Harmon goes on to talk about the yeoman’s effort put up by the coalition behind the No on 1A campaign (that I worked on), including SEIU and AFSCME. In the Binder poll that has been discussed around here frequently, we saw strong evidence that Californians support paying for the services they value. Without rehashing all of the details from the poll, suffice it to say that we have the data on our side.
However, we don’t have the framing on our side. It has always been easy to cast the May 19 election as some sort of referendum on taxes. But the fact is that the special was far more than that, or far less depending on your point of view. It was about the failed communication between representatives and constituents. It was about voters growing weary of the constant hiding of the ball and failure to address our structural problems. Sure, it was about the spectre of Jarvis’ ghost, but just as much as the failure to have a consistent fiscal policy since 1978 as the tax aspects.

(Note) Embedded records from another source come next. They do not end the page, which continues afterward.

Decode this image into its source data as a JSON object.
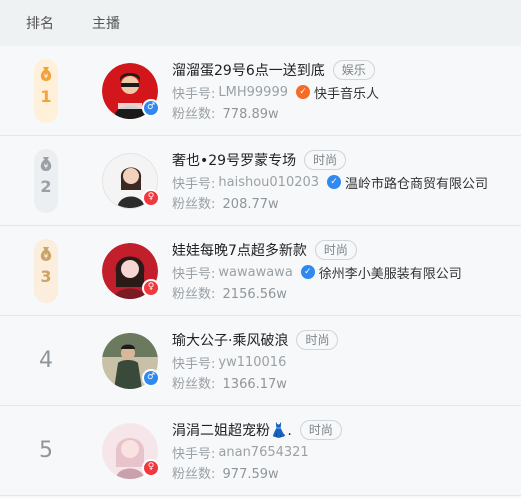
{
  "header": {
    "rank_label": "排名",
    "host_label": "主播"
  },
  "rows": [
    {
      "rank": "1",
      "medal": "gold",
      "name": "溜溜蛋29号6点一送到底",
      "tag": "娱乐",
      "id_label": "快手号:",
      "id": "LMH99999",
      "verify": "快手音乐人",
      "verify_color": "orange",
      "fans_label": "粉丝数:",
      "fans": "778.89w",
      "gender": "male",
      "avatar_colors": [
        "#d3161c",
        "#1b1b1b"
      ]
    },
    {
      "rank": "2",
      "medal": "silver",
      "name": "奢也•29号罗蒙专场",
      "tag": "时尚",
      "id_label": "快手号:",
      "id": "haishou010203",
      "verify": "温岭市路仓商贸有限公司",
      "verify_color": "blue",
      "fans_label": "粉丝数:",
      "fans": "208.77w",
      "gender": "female",
      "avatar_colors": [
        "#f1f1f1",
        "#2b2b2b"
      ]
    },
    {
      "rank": "3",
      "medal": "bronze",
      "name": "娃娃每晚7点超多新款",
      "tag": "时尚",
      "id_label": "快手号:",
      "id": "wawawawa",
      "verify": "徐州李小美服装有限公司",
      "verify_color": "blue",
      "fans_label": "粉丝数:",
      "fans": "2156.56w",
      "gender": "female",
      "avatar_colors": [
        "#c21e2c",
        "#f5d6d0"
      ]
    },
    {
      "rank": "4",
      "medal": "",
      "name": "瑜大公子·乘风破浪",
      "tag": "时尚",
      "id_label": "快手号:",
      "id": "yw110016",
      "verify": "",
      "verify_color": "",
      "fans_label": "粉丝数:",
      "fans": "1366.17w",
      "gender": "male",
      "avatar_colors": [
        "#3a4a3a",
        "#c9c0a8"
      ]
    },
    {
      "rank": "5",
      "medal": "",
      "name": "涓涓二姐超宠粉👗.",
      "tag": "时尚",
      "id_label": "快手号:",
      "id": "anan7654321",
      "verify": "",
      "verify_color": "",
      "fans_label": "粉丝数:",
      "fans": "977.59w",
      "gender": "female",
      "avatar_colors": [
        "#f6e6ea",
        "#c9a1ad"
      ]
    }
  ]
}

Yet, like Harmon points out, Democratic elected leaders are losing the framing battle to (faux Democrat) Susan Kennedy and her gang of merry thieves in the Horseshoe. In the short term, we need our current elected leaders to stand up for government and for our values. In the long term, we need to work to ensure that those who are elected to Sacramento understand why we sent them there. When term limits create open seats, we need to put not just Democrats in those seats, but progressives who will shape the caucus into a body that can fight the Republicans obstructionism.